"People don't come to Denali and other parks in Alaska to look at bumblebees, but they should,” says Jessica Rykken, entomologist for Denali National Park and Preserve.
"People don't come to Denali and other parks in Alaska to look at bumblebees, but they should,” says Jessica Rykken, entomologist for Denali National Park and Preserve. The “Last Frontier” state may be known for supersized wildlife, from bears to moose, but on a smaller scale, the diversity of bumblebees (or bumble bees, depending on whom you ask) there is unusually high, and powers entire ecosystems.
“Bringing in that next generation of plants to provide habitat for caribou or moose or any large herbivore, and then the carnivores that depend on them, that’s all tied to pollinators,” says wildlife biologist Casey Burns, with the Bureau of Land Management in Alaska. “Arguably, I think they are the most important wildlife group for ecological function.”

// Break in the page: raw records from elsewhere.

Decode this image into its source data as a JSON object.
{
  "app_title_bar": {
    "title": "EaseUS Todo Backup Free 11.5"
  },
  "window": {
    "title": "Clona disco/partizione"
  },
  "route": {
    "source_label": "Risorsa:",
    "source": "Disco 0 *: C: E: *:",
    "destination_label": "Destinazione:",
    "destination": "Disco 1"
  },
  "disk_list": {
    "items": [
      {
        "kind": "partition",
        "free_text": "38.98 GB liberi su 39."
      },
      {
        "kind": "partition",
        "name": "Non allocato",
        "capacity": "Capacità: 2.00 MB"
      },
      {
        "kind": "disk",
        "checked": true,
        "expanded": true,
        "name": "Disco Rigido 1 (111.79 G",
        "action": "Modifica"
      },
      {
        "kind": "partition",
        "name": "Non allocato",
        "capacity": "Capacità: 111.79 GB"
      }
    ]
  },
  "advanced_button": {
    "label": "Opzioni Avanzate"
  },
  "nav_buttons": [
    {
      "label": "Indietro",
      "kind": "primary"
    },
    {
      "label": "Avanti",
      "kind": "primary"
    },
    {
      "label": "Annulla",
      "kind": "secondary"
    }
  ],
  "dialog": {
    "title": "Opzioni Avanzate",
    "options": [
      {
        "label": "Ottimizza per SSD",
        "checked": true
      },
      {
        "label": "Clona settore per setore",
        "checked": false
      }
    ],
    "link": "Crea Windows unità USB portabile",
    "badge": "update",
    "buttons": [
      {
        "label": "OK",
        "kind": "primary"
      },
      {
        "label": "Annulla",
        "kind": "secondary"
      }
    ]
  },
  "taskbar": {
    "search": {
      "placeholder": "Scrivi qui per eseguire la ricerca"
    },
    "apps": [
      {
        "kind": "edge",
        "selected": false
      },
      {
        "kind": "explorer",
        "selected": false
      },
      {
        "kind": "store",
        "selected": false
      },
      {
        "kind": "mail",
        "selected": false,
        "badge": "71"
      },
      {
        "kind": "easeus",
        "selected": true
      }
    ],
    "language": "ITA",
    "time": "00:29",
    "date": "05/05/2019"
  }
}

Bumblebees are not the only native pollinators in the northernmost US state. There are scores of other native bee species, and native flies also play a significant role (as do several butterfly species). But Alaska’s bumblebees stand out both in numbers—“We have, overall, fairly low diversity of bees, but we have a very high proportion of bumblebees,” says Rykken—and in the reasons for their success. And while many bumblebee species in the Lower 48 are declining, Alaskan members of the genus Bombus appear to be thriving. Now, researchers and conservationists are embarking on an unprecedented effort to figure out just how many bees, including bumbles, are buzzing around their enormous and largely unsurveyed state. The first-ever Alaskan bee atlas project is underway, and bumblebees will play a starring role.
Read more at Wired
Photo Credit: Janus69 via Pixabay